Gutenberg is the working name of the new WordPress editor that is currently being built to begin the process of bringing WordPress into the age of the drag and drop page builders. The classic WYSIWYG text box editor offered limited formatting options for customizing page and post content.
The new Gutenberg block editor is a much-needed improvement in the user experience of designing page and post-content. It provides a series of blocks that you can use to add content, customize the content and move them around to formats specific content in pages and posts.
When WordPress 5.0 is released sometime over the next few months, the new block editor will replace the classic editor.
How Will The Gutenberg Block Editor Affect My Site?
If you used the classic editor to create your pages and posts on your site, the pages and posts on your site should display as they did before, with the new editor since the Gutenberg block editor will only affect new content that you create. Previous content will remain in “classic mode” with an editor that is much more like the one you currently use.
The good news is that when Gutenberg is released, it will only affect the new content that you create. Previous content will remain in “classic mode” with an editor that is much more like the one we currently use. Past pages and post content that you are satisfied with now, can remain in the classic mode and you can create new pages or posts using the Gutenberg, block editor.

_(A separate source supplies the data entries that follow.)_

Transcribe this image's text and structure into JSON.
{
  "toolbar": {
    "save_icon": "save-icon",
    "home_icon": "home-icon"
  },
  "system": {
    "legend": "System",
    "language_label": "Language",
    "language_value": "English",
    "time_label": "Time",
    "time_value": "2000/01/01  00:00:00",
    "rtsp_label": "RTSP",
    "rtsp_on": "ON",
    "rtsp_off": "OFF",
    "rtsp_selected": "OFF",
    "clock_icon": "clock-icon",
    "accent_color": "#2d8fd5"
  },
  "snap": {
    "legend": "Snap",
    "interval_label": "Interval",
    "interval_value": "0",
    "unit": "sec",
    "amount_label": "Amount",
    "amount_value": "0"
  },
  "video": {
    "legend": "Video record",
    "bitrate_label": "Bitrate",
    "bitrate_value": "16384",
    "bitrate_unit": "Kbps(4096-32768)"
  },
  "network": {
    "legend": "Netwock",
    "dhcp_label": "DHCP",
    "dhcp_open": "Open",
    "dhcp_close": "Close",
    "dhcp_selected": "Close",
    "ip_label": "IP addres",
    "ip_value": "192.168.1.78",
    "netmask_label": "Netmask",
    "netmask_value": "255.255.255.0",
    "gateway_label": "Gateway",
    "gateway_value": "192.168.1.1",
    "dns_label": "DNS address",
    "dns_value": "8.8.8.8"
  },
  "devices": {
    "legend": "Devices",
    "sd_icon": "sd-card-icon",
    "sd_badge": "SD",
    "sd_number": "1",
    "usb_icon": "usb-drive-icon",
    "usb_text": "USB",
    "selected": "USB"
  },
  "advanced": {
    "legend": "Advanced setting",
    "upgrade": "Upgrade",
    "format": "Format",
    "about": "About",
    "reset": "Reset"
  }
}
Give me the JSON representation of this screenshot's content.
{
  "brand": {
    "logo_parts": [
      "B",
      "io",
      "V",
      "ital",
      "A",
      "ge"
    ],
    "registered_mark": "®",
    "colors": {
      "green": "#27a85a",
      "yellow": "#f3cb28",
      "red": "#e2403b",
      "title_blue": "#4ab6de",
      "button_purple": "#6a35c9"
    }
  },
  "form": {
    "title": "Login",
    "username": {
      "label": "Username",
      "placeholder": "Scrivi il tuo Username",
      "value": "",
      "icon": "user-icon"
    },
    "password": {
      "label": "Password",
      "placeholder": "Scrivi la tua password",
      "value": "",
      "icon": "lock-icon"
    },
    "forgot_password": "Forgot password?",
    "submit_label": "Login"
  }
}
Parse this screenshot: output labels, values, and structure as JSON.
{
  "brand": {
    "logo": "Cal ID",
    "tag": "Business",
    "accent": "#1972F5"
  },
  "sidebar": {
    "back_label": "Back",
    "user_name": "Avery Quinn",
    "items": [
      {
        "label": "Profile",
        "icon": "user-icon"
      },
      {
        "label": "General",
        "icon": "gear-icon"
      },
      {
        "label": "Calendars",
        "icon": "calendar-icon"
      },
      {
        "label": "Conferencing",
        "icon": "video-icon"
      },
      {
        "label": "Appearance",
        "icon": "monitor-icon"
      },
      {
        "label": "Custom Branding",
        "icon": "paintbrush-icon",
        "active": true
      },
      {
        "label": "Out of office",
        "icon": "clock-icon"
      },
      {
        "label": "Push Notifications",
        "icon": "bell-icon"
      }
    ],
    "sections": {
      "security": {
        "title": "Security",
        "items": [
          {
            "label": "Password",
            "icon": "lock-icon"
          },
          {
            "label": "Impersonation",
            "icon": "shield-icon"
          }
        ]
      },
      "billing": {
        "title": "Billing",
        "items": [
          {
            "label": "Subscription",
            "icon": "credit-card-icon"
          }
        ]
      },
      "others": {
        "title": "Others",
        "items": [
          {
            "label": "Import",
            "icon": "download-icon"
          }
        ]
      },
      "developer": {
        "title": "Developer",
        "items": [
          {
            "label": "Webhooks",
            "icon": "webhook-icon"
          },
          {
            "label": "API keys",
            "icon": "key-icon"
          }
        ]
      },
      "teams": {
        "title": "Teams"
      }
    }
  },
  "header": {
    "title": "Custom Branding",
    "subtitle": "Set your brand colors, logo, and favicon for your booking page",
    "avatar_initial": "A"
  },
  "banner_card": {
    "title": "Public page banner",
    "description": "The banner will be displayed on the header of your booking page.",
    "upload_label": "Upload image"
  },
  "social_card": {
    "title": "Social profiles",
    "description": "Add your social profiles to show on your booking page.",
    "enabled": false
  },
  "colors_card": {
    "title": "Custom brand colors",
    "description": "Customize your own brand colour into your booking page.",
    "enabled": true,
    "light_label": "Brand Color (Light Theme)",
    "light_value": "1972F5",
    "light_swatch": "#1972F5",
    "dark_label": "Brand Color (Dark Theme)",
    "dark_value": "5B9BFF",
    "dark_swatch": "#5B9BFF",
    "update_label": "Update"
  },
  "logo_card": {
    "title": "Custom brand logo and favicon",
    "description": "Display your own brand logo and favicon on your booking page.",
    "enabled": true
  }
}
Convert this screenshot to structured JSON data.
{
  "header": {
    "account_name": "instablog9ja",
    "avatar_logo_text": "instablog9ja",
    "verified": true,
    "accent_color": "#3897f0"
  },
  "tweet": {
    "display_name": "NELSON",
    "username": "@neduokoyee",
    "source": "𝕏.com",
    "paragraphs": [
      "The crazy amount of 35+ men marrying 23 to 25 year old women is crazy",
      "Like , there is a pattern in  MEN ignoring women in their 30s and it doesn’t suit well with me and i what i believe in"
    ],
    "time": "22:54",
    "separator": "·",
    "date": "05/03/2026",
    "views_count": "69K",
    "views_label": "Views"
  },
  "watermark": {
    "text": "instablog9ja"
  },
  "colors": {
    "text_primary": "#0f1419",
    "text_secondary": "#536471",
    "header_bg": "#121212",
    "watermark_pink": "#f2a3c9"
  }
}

You can choose to have your content remain in classic mode forever and use the new block editor for creating your new content. Alternatively, you can manually convert past content into Gutenberg blocks.
If you don’t want to deal with the new editor at all, you can go ahead and install and activate the Classic Editor plugin now, and when Gutenberg is released, you won’t see any changes to your site at all
What if My Site Uses a Page Builder?
If you’re using a page builder plugin and are happy with it, don’t worry. The first versions of the new editor will not come with the level of functionality you would need to replace what you are doing now. Therefore, it’s going to be quite some time before you will want/need to use Gutenberg to design your pages.
Word on the street is that the release of Gutenberg won’t come with front-end visual editor options for advanced styling, won’t offer padding around images and it may not even be responsive. What?
If you’re happy with your page builder-built website, you should continue with the way you are doing things now by using the Classic Editor plugin.
Give it Some Time
Eventually, you’ll be required to update to the new block editor but, for the next year or two, the Classic Editor plugin will allow you to ignore this whole conundrum safely. You can revisit the issue when you need to design or refresh your website at which point, the Gutenberg block editor will have worked out the kinks and offer more functionality.
How to Test the New Editor with Your Website
If you’ve updated to the most recent version of WordPress, 4.9.8, released August 2, 2018, and you have Admin access to your website, you’ll see a callout in your WordPress dashboard offering you an opportunity to try the Gutenberg Editor before it’s released by installing a test version as a plugin.
Remember this version is not a ready for release so don’t worry about small details in how it works. This test will give you a feel for what’s coming and allow you to check on how it may affect your current website.
Don’t do Tests on Your Live Website
I would caution you against trying the new editor on your actual live website since it could cause things to break. Older themes, sites using many plugins, complicated sites using page builders, will be particularly at risk for complications.
Instead, we advise you to test your site with the new block editor on a cloned version of your website. If you aren’t technical, you may be able to talk your web host technical support team into installing a mirror image of your site on a sub-directory on your hosting account. Then you can upload the plug and test it out.
Otherwise, you can clone one yourself using a plugin. This article offers a variety of plugins to help you and outlines the pros and cons of each method.
It will take some time before all of the other vendors working with WordPress themes and plugins update their plugins and themes to work seamlessly with the new editor. As Gutenberg is still under construction, many are waiting for a stable first version to make their changes and release the updated products. This period may lead to some styling snafus and functionality problems.
We’ve had a couple of clients take the opportunity to try it on their live website who had strange things happen that turned out to be plugin conflicts. Thankfully, when we deactivated Gutenberg and installed the Classic Editor the problems they encountered reversed themselves. However, you may not be so lucky.
To be safe, we are installing the Classic Editor plugin on all of the sites we maintain and recommend if you have any doubts about how your site may work or not work with the new Gutenberg block editor, you also go ahead and install and, activate the Classic Editor plugin today. It will save you from any big surprises when the Gutenberg block editor is released.
Watch Me Take Gutenberg for a Test Drive